Likewise, the standard political mythology that we were all taught can sound pretty convincing on its own, as long as the listener doesn't think too much about it, or ask any inconvenient questions. But, as many readers of Freedom's Phoenix are well aware, when statists are "cross-examined" about what they actually advocate and believe, that's when things get interesting, and sometimes downright insane.
Well, it's high time that the respected, credentialed, statist academia be cross-examined about the authoritarian propaganda they continue to feed to generation after generation. And I just launched a Kickstarter project to do exactly that. It's called "Government on Trial," and it includes sending a few basic questions to at least a hundred professors of law, civics, sociology, philosophy, and other related fields of thought, publishing their responses (or their failure to respond), and then inviting them to live debates, which will also be made publicly available.

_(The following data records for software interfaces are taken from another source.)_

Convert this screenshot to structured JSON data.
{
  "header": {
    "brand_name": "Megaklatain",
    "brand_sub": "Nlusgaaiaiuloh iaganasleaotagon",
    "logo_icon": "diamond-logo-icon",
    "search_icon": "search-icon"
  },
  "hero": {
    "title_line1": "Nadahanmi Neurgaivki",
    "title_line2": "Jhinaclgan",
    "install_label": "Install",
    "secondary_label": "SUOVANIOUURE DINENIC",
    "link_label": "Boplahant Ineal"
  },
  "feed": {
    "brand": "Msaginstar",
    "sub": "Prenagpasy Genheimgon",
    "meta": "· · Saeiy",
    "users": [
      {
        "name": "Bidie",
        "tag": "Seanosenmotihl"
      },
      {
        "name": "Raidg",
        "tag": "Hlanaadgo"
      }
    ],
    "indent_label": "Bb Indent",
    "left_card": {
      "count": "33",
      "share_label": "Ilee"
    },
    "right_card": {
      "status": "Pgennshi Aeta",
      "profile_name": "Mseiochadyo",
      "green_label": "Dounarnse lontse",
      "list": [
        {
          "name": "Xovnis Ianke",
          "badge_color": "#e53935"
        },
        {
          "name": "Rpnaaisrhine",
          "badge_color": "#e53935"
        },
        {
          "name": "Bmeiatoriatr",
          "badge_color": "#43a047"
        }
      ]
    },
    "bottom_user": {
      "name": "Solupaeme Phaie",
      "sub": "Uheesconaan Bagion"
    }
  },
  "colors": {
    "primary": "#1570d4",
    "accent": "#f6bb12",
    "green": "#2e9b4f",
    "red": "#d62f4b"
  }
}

Now, I don't want to brag--well, maybe I do--but I don't know very many people with more experience than I have when it comes to cross-examining advocates of statism. Both the initial questions, and the format for the live debates, will be designed to get right to the heart of the matter, and leave no room for escape or obfuscation. To debate some average statist Joe, and make him stammer, evade, dodge, contradict himself, freak out and run away, can be somewhat entertaining, but isn't much of an accomplishment. However, to get the people who teach "political" mythology, including at the college level, to do such things, I think that would get a lot of people's attention. And I hope that a debate with instructors and professors will, for the most part, end up being more precise, more substantive, more civil, and more enlightening, than arguing with some random loud-mouthed Facebook troll. After all, if anyone can give a decent argument in favor of "government," it should be those who teach such things in "institutions of higher learning." So check out the link below for a further explanation of the project. And if you deem it worthy, please support it and spread it around. It's high time the high priests of statism were subjected to cross-examination. I promise it will be something worth watching.
(P.S. The actual cover letter and the questions to be asked will be posted there in the next couple of days.)